Data for this task

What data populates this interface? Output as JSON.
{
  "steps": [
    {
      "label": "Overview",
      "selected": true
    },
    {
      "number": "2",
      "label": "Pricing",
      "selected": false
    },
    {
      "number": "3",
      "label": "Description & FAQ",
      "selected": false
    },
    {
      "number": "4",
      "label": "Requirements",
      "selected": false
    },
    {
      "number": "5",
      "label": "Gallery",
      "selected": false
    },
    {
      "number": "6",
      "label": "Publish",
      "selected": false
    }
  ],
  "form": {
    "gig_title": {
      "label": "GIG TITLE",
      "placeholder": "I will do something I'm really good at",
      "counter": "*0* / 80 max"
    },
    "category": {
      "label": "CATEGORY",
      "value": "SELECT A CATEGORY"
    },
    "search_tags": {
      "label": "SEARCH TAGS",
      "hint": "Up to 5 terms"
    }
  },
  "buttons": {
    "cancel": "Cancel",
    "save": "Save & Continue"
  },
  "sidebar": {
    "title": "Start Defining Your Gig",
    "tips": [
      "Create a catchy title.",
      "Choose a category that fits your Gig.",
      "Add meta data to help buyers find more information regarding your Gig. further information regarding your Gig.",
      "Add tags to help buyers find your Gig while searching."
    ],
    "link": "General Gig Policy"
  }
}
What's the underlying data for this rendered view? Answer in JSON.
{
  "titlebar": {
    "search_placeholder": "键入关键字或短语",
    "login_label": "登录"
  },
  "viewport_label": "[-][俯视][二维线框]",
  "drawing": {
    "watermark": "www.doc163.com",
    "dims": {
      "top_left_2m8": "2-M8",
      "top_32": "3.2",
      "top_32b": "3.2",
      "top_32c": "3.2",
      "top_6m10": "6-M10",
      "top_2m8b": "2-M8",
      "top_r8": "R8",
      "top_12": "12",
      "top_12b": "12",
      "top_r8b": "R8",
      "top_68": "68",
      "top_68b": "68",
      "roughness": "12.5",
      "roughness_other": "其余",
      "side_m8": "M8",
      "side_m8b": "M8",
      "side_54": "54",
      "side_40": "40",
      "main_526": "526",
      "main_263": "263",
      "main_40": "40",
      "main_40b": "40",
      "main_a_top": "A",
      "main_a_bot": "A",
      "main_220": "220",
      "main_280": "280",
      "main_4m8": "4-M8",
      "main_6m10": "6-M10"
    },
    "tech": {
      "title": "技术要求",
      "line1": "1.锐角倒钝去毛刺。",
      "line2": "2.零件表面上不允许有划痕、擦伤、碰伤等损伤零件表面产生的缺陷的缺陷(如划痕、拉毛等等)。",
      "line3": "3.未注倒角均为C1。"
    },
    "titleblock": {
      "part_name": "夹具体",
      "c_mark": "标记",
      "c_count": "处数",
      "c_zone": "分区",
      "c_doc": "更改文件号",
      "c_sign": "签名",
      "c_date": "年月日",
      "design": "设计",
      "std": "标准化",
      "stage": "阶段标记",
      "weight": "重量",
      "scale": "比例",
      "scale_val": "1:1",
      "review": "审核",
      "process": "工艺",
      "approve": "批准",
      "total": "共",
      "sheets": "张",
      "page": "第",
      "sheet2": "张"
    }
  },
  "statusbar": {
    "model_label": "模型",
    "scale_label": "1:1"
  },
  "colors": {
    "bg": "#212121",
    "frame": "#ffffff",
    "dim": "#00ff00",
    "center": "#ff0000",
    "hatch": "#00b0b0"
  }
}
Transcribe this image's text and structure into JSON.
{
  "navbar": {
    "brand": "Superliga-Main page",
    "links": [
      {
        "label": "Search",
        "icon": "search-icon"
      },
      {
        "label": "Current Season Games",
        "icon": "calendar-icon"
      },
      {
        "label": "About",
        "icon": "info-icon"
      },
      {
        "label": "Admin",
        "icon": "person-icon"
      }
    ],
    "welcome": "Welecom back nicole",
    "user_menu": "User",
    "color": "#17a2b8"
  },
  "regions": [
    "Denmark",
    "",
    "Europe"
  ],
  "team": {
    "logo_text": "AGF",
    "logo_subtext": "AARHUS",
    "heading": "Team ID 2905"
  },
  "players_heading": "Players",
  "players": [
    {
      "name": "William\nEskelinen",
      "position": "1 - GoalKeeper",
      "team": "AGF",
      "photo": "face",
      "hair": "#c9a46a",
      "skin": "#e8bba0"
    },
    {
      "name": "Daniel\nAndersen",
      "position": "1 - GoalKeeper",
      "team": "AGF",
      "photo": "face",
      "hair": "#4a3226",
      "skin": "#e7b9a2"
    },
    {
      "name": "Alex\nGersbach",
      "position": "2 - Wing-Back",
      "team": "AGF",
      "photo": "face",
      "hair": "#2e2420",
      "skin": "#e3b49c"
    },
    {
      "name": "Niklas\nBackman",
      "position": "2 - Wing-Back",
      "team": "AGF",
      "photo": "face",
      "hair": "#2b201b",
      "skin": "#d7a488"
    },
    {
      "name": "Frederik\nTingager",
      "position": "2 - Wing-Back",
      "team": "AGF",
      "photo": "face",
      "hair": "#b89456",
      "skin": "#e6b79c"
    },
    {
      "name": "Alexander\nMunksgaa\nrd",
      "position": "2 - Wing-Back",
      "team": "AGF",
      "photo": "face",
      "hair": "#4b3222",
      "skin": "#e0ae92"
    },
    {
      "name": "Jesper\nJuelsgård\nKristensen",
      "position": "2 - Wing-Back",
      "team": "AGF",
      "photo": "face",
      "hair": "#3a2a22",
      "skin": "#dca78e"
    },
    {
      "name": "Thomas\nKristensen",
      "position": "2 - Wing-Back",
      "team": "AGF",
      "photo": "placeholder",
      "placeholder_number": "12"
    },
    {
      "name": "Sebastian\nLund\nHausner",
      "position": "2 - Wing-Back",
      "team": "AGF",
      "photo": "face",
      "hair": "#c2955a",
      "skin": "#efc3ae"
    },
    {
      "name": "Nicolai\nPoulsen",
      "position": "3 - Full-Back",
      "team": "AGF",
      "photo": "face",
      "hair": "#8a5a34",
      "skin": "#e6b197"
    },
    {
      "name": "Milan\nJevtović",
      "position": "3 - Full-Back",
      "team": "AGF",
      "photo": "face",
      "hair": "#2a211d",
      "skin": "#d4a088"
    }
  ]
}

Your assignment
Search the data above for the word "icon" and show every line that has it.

Answer area
        "icon": "search-icon"
        "icon": "calendar-icon"
        "icon": "info-icon"
        "icon": "person-icon"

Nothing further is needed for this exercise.